**Working data:**
=-=-=

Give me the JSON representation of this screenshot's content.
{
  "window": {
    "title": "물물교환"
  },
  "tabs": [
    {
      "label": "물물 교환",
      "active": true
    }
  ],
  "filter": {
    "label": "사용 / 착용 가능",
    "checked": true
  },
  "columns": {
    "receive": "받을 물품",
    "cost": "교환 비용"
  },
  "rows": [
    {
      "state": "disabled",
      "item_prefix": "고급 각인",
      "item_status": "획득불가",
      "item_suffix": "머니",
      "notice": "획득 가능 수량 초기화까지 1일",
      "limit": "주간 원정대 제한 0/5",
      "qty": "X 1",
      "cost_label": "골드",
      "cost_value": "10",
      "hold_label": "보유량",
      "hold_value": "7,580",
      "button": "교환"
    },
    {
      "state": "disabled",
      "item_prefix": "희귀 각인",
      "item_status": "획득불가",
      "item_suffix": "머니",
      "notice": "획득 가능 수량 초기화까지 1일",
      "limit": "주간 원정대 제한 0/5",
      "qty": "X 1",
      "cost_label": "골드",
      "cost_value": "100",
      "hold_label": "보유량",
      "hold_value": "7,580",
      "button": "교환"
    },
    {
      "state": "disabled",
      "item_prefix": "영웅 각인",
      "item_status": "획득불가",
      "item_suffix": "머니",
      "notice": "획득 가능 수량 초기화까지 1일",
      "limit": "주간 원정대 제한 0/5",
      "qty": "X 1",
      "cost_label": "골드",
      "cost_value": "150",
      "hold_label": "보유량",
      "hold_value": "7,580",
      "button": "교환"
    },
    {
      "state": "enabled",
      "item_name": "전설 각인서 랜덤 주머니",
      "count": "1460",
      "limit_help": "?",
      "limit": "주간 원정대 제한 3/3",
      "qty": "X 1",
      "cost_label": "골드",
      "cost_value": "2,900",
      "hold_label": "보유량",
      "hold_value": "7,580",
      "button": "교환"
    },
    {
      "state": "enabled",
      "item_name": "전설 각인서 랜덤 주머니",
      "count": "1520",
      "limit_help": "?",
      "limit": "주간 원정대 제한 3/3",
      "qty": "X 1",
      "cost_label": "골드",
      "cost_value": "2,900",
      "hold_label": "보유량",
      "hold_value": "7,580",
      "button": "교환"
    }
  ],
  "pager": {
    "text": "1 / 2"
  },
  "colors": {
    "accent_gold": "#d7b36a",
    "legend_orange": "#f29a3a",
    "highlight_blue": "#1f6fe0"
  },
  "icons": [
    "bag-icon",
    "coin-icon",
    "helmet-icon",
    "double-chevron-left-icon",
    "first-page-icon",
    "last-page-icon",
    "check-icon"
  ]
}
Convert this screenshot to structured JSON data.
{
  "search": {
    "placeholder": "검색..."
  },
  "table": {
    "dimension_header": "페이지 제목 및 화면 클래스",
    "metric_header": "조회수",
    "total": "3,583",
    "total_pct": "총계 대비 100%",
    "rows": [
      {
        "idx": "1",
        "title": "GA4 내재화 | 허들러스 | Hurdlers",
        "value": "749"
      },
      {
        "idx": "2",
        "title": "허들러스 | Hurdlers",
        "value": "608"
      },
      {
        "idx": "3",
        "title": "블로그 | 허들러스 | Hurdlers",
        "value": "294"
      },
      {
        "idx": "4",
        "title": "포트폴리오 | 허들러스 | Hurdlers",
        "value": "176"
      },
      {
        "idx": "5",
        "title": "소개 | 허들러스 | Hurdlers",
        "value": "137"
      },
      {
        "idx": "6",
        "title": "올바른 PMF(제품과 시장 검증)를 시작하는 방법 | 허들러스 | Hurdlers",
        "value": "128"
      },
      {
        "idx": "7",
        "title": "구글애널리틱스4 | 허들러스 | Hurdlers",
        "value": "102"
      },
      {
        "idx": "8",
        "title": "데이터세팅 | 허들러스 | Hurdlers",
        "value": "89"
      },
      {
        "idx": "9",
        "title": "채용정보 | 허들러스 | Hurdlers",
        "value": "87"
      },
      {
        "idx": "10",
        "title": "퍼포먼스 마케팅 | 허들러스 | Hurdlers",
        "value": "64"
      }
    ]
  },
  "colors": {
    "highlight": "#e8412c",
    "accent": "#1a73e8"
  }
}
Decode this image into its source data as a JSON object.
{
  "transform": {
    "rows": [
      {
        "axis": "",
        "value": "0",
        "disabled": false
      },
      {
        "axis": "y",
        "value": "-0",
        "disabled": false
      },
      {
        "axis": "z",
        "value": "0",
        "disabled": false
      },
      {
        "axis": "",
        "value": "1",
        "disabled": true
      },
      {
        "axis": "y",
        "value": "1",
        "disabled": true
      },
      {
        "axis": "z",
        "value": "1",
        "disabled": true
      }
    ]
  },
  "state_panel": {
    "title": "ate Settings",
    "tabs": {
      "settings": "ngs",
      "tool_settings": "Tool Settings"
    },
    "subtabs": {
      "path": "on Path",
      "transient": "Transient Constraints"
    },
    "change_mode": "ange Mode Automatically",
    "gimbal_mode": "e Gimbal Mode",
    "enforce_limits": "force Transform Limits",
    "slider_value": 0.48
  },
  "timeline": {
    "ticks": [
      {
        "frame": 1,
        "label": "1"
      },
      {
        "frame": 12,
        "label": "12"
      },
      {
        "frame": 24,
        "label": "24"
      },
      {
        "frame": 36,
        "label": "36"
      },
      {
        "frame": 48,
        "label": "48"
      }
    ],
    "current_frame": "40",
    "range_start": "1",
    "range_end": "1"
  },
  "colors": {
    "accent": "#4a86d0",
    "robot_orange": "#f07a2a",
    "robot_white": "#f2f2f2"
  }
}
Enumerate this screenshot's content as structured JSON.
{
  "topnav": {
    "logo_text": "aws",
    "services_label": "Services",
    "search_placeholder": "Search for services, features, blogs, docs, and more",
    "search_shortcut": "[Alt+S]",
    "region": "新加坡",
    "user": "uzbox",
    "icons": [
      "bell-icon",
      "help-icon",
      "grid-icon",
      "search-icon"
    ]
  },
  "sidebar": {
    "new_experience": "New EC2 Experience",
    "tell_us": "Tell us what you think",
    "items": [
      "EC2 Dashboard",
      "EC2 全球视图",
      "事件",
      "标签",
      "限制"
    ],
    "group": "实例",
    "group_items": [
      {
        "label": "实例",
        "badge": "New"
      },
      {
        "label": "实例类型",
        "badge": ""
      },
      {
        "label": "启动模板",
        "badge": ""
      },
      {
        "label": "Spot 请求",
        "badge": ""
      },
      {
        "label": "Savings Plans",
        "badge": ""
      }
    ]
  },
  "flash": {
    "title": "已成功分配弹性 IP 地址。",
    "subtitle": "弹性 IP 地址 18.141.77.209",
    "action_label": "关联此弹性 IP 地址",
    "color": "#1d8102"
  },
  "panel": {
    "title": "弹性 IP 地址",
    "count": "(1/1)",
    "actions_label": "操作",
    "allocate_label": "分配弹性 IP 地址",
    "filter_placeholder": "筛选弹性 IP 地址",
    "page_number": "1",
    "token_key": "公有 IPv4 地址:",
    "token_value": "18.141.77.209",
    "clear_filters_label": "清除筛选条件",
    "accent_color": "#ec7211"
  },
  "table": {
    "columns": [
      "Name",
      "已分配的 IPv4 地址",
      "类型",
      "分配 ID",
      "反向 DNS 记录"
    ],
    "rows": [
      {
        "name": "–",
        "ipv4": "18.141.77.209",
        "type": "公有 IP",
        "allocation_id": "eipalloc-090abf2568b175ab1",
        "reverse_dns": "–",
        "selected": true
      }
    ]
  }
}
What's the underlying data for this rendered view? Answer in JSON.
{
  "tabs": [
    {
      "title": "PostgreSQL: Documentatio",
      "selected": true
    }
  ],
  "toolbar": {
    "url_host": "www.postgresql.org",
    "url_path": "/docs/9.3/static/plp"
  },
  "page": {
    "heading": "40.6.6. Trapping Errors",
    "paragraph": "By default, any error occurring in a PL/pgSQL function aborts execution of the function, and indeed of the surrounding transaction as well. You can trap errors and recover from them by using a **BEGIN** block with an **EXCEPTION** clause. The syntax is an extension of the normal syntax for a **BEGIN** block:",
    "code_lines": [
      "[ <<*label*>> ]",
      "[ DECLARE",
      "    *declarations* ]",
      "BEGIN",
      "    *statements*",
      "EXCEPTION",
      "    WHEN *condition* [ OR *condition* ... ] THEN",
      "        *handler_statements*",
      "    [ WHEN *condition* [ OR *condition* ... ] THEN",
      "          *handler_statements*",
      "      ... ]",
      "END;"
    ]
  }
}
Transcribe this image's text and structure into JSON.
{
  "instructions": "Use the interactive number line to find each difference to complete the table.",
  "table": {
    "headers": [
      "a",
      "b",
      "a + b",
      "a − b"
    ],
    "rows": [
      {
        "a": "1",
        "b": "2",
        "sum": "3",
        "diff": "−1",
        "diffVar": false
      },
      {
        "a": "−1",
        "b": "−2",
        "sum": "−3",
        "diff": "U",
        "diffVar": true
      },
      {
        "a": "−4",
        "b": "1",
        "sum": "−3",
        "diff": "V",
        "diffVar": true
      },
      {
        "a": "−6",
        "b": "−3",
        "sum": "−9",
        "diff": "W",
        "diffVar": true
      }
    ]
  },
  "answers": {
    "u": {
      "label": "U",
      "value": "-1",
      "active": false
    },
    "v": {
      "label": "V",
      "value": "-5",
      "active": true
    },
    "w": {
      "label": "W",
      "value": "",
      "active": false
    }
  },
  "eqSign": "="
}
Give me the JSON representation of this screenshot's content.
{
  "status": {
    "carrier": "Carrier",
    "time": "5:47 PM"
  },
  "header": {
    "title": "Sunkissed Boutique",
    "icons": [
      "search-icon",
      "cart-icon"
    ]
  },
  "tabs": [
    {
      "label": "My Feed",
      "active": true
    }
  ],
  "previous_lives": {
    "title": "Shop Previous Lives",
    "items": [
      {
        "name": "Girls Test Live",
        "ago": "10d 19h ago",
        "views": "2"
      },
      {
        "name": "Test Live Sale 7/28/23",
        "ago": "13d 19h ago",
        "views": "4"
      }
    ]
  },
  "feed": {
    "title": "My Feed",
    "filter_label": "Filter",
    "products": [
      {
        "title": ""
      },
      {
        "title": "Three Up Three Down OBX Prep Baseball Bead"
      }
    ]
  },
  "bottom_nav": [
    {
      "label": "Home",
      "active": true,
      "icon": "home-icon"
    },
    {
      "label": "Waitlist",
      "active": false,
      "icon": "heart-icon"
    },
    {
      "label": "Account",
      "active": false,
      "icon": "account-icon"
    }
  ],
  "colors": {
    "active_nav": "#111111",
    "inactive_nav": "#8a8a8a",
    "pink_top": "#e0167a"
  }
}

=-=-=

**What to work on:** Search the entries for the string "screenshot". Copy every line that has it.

**Finished task:**
Give me the JSON representation of this screenshot's content.
Convert this screenshot to structured JSON data.
Enumerate this screenshot's content as structured JSON.
Give me the JSON representation of this screenshot's content.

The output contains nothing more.